The records
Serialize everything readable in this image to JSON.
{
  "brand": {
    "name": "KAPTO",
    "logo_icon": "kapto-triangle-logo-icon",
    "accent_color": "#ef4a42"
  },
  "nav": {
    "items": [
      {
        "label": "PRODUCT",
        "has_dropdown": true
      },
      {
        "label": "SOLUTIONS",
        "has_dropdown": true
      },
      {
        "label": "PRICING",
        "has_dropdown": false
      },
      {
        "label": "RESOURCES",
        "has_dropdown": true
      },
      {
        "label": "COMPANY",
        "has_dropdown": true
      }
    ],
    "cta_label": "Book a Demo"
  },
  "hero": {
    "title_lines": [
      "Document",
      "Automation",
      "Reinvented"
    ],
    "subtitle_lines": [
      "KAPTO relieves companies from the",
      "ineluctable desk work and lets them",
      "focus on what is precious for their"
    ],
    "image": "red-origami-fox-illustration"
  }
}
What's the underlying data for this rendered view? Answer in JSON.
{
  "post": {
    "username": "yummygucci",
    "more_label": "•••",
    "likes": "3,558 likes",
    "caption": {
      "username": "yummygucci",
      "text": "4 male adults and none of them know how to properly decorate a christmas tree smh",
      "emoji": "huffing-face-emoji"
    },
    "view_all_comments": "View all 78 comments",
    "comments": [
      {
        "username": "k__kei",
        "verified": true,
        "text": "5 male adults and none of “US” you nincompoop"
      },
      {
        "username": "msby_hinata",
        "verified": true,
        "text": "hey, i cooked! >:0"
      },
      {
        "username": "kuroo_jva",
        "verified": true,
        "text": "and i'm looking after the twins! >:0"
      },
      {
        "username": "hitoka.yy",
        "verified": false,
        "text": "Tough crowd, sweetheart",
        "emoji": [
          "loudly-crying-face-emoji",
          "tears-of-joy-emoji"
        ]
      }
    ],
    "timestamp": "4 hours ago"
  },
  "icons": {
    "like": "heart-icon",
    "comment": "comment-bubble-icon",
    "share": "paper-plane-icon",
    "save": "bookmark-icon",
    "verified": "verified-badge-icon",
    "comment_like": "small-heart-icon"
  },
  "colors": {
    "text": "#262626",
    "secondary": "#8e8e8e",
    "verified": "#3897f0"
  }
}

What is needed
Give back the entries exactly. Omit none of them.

Worked solution
Serialize everything readable in this image to JSON.
{
  "brand": {
    "name": "KAPTO",
    "logo_icon": "kapto-triangle-logo-icon",
    "accent_color": "#ef4a42"
  },
  "nav": {
    "items": [
      {
        "label": "PRODUCT",
        "has_dropdown": true
      },
      {
        "label": "SOLUTIONS",
        "has_dropdown": true
      },
      {
        "label": "PRICING",
        "has_dropdown": false
      },
      {
        "label": "RESOURCES",
        "has_dropdown": true
      },
      {
        "label": "COMPANY",
        "has_dropdown": true
      }
    ],
    "cta_label": "Book a Demo"
  },
  "hero": {
    "title_lines": [
      "Document",
      "Automation",
      "Reinvented"
    ],
    "subtitle_lines": [
      "KAPTO relieves companies from the",
      "ineluctable desk work and lets them",
      "focus on what is precious for their"
    ],
    "image": "red-origami-fox-illustration"
  }
}
What's the underlying data for this rendered view? Answer in JSON.
{
  "post": {
    "username": "yummygucci",
    "more_label": "•••",
    "likes": "3,558 likes",
    "caption": {
      "username": "yummygucci",
      "text": "4 male adults and none of them know how to properly decorate a christmas tree smh",
      "emoji": "huffing-face-emoji"
    },
    "view_all_comments": "View all 78 comments",
    "comments": [
      {
        "username": "k__kei",
        "verified": true,
        "text": "5 male adults and none of “US” you nincompoop"
      },
      {
        "username": "msby_hinata",
        "verified": true,
        "text": "hey, i cooked! >:0"
      },
      {
        "username": "kuroo_jva",
        "verified": true,
        "text": "and i'm looking after the twins! >:0"
      },
      {
        "username": "hitoka.yy",
        "verified": false,
        "text": "Tough crowd, sweetheart",
        "emoji": [
          "loudly-crying-face-emoji",
          "tears-of-joy-emoji"
        ]
      }
    ],
    "timestamp": "4 hours ago"
  },
  "icons": {
    "like": "heart-icon",
    "comment": "comment-bubble-icon",
    "share": "paper-plane-icon",
    "save": "bookmark-icon",
    "verified": "verified-badge-icon",
    "comment_like": "small-heart-icon"
  },
  "colors": {
    "text": "#262626",
    "secondary": "#8e8e8e",
    "verified": "#3897f0"
  }
}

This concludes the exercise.